(Data about app and page elements)
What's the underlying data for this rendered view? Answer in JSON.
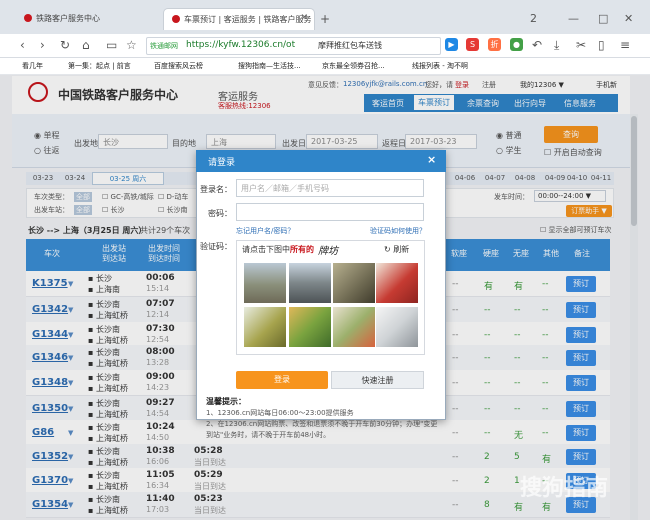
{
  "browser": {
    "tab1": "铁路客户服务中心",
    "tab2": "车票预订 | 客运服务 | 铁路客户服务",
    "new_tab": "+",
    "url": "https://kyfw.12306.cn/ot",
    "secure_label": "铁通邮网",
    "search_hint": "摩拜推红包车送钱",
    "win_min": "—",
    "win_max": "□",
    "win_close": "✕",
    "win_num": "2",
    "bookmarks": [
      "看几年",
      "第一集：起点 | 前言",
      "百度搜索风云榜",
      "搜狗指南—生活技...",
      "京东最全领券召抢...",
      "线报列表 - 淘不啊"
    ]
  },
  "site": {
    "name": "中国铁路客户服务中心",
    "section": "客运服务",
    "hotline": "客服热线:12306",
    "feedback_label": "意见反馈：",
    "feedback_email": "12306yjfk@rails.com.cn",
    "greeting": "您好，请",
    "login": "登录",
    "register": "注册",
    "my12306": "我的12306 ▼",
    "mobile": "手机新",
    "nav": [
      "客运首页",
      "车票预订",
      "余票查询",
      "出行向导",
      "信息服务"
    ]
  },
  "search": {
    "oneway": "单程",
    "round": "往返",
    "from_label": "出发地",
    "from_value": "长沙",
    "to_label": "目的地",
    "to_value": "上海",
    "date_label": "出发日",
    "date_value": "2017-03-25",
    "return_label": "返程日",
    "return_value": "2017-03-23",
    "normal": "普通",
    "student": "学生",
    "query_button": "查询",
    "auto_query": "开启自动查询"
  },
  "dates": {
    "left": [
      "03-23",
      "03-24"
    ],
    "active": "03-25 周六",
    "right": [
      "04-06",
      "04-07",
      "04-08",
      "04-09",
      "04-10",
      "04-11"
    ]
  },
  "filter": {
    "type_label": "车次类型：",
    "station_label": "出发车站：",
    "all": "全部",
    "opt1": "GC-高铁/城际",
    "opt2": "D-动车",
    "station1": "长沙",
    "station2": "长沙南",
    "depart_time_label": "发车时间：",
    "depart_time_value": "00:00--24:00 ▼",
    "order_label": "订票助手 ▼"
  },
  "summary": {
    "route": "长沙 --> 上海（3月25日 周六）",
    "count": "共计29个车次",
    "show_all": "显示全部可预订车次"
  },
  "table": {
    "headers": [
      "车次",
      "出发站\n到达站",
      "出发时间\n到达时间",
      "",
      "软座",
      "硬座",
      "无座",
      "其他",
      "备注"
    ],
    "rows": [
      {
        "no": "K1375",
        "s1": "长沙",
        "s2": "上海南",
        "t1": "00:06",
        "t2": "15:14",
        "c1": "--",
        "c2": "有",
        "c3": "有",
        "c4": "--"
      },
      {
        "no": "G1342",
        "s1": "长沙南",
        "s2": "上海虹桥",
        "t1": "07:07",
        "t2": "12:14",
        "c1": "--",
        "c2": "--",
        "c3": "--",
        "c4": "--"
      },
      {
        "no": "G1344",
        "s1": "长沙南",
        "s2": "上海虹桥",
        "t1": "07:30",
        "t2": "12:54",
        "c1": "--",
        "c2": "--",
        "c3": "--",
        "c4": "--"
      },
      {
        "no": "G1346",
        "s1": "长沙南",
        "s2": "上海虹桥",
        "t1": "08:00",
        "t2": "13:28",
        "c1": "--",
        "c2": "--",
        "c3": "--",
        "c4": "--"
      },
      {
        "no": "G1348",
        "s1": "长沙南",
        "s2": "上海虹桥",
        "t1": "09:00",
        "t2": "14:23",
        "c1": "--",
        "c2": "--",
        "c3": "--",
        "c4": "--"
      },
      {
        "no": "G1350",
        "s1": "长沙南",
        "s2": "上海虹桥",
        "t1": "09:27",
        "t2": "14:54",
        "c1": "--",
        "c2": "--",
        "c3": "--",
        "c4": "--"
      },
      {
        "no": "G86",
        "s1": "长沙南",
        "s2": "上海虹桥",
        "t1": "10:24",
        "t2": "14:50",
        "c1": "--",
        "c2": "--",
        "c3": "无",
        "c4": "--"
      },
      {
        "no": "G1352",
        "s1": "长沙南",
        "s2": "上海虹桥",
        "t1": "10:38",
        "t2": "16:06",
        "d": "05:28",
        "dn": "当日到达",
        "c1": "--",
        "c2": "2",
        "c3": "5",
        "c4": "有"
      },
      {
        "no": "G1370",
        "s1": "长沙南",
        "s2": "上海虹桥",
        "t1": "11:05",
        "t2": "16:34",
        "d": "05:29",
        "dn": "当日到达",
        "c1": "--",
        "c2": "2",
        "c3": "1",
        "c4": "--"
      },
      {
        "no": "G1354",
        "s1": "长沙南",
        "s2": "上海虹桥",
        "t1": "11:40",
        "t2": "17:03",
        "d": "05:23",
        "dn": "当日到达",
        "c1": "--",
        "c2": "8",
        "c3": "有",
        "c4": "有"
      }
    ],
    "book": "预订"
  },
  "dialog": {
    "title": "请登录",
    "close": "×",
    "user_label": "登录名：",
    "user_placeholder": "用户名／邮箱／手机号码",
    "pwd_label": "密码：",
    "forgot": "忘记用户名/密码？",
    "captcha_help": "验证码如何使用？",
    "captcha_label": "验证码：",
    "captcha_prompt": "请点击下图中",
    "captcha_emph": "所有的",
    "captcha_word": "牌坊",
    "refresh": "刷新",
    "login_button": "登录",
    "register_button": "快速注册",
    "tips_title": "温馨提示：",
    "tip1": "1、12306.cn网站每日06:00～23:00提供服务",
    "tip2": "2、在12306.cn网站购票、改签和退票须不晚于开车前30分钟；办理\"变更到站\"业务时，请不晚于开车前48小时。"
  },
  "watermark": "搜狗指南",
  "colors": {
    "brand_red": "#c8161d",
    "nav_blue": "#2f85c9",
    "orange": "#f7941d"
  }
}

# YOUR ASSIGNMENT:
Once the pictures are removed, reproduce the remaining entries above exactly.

# ANSWER TO THE PROBLEM:
What's the underlying data for this rendered view? Answer in JSON.
{
  "browser": {
    "tab1": "铁路客户服务中心",
    "tab2": "车票预订 | 客运服务 | 铁路客户服务",
    "new_tab": "+",
    "url": "https://kyfw.12306.cn/ot",
    "secure_label": "铁通邮网",
    "search_hint": "摩拜推红包车送钱",
    "win_min": "—",
    "win_max": "□",
    "win_close": "✕",
    "win_num": "2",
    "bookmarks": [
      "看几年",
      "第一集：起点 | 前言",
      "百度搜索风云榜",
      "搜狗指南—生活技...",
      "京东最全领券召抢...",
      "线报列表 - 淘不啊"
    ]
  },
  "site": {
    "name": "中国铁路客户服务中心",
    "section": "客运服务",
    "hotline": "客服热线:12306",
    "feedback_label": "意见反馈：",
    "feedback_email": "12306yjfk@rails.com.cn",
    "greeting": "您好，请",
    "login": "登录",
    "register": "注册",
    "my12306": "我的12306 ▼",
    "mobile": "手机新",
    "nav": [
      "客运首页",
      "车票预订",
      "余票查询",
      "出行向导",
      "信息服务"
    ]
  },
  "search": {
    "oneway": "单程",
    "round": "往返",
    "from_label": "出发地",
    "from_value": "长沙",
    "to_label": "目的地",
    "to_value": "上海",
    "date_label": "出发日",
    "date_value": "2017-03-25",
    "return_label": "返程日",
    "return_value": "2017-03-23",
    "normal": "普通",
    "student": "学生",
    "query_button": "查询",
    "auto_query": "开启自动查询"
  },
  "dates": {
    "left": [
      "03-23",
      "03-24"
    ],
    "active": "03-25 周六",
    "right": [
      "04-06",
      "04-07",
      "04-08",
      "04-09",
      "04-10",
      "04-11"
    ]
  },
  "filter": {
    "type_label": "车次类型：",
    "station_label": "出发车站：",
    "all": "全部",
    "opt1": "GC-高铁/城际",
    "opt2": "D-动车",
    "station1": "长沙",
    "station2": "长沙南",
    "depart_time_label": "发车时间：",
    "depart_time_value": "00:00--24:00 ▼",
    "order_label": "订票助手 ▼"
  },
  "summary": {
    "route": "长沙 --> 上海（3月25日 周六）",
    "count": "共计29个车次",
    "show_all": "显示全部可预订车次"
  },
  "table": {
    "headers": [
      "车次",
      "出发站\n到达站",
      "出发时间\n到达时间",
      "",
      "软座",
      "硬座",
      "无座",
      "其他",
      "备注"
    ],
    "rows": [
      {
        "no": "K1375",
        "s1": "长沙",
        "s2": "上海南",
        "t1": "00:06",
        "t2": "15:14",
        "c1": "--",
        "c2": "有",
        "c3": "有",
        "c4": "--"
      },
      {
        "no": "G1342",
        "s1": "长沙南",
        "s2": "上海虹桥",
        "t1": "07:07",
        "t2": "12:14",
        "c1": "--",
        "c2": "--",
        "c3": "--",
        "c4": "--"
      },
      {
        "no": "G1344",
        "s1": "长沙南",
        "s2": "上海虹桥",
        "t1": "07:30",
        "t2": "12:54",
        "c1": "--",
        "c2": "--",
        "c3": "--",
        "c4": "--"
      },
      {
        "no": "G1346",
        "s1": "长沙南",
        "s2": "上海虹桥",
        "t1": "08:00",
        "t2": "13:28",
        "c1": "--",
        "c2": "--",
        "c3": "--",
        "c4": "--"
      },
      {
        "no": "G1348",
        "s1": "长沙南",
        "s2": "上海虹桥",
        "t1": "09:00",
        "t2": "14:23",
        "c1": "--",
        "c2": "--",
        "c3": "--",
        "c4": "--"
      },
      {
        "no": "G1350",
        "s1": "长沙南",
        "s2": "上海虹桥",
        "t1": "09:27",
        "t2": "14:54",
        "c1": "--",
        "c2": "--",
        "c3": "--",
        "c4": "--"
      },
      {
        "no": "G86",
        "s1": "长沙南",
        "s2": "上海虹桥",
        "t1": "10:24",
        "t2": "14:50",
        "c1": "--",
        "c2": "--",
        "c3": "无",
        "c4": "--"
      },
      {
        "no": "G1352",
        "s1": "长沙南",
        "s2": "上海虹桥",
        "t1": "10:38",
        "t2": "16:06",
        "d": "05:28",
        "dn": "当日到达",
        "c1": "--",
        "c2": "2",
        "c3": "5",
        "c4": "有"
      },
      {
        "no": "G1370",
        "s1": "长沙南",
        "s2": "上海虹桥",
        "t1": "11:05",
        "t2": "16:34",
        "d": "05:29",
        "dn": "当日到达",
        "c1": "--",
        "c2": "2",
        "c3": "1",
        "c4": "--"
      },
      {
        "no": "G1354",
        "s1": "长沙南",
        "s2": "上海虹桥",
        "t1": "11:40",
        "t2": "17:03",
        "d": "05:23",
        "dn": "当日到达",
        "c1": "--",
        "c2": "8",
        "c3": "有",
        "c4": "有"
      }
    ],
    "book": "预订"
  },
  "dialog": {
    "title": "请登录",
    "close": "×",
    "user_label": "登录名：",
    "user_placeholder": "用户名／邮箱／手机号码",
    "pwd_label": "密码：",
    "forgot": "忘记用户名/密码？",
    "captcha_help": "验证码如何使用？",
    "captcha_label": "验证码：",
    "captcha_prompt": "请点击下图中",
    "captcha_emph": "所有的",
    "captcha_word": "牌坊",
    "refresh": "刷新",
    "login_button": "登录",
    "register_button": "快速注册",
    "tips_title": "温馨提示：",
    "tip1": "1、12306.cn网站每日06:00～23:00提供服务",
    "tip2": "2、在12306.cn网站购票、改签和退票须不晚于开车前30分钟；办理\"变更到站\"业务时，请不晚于开车前48小时。"
  },
  "watermark": "搜狗指南",
  "colors": {
    "brand_red": "#c8161d",
    "nav_blue": "#2f85c9",
    "orange": "#f7941d"
  }
}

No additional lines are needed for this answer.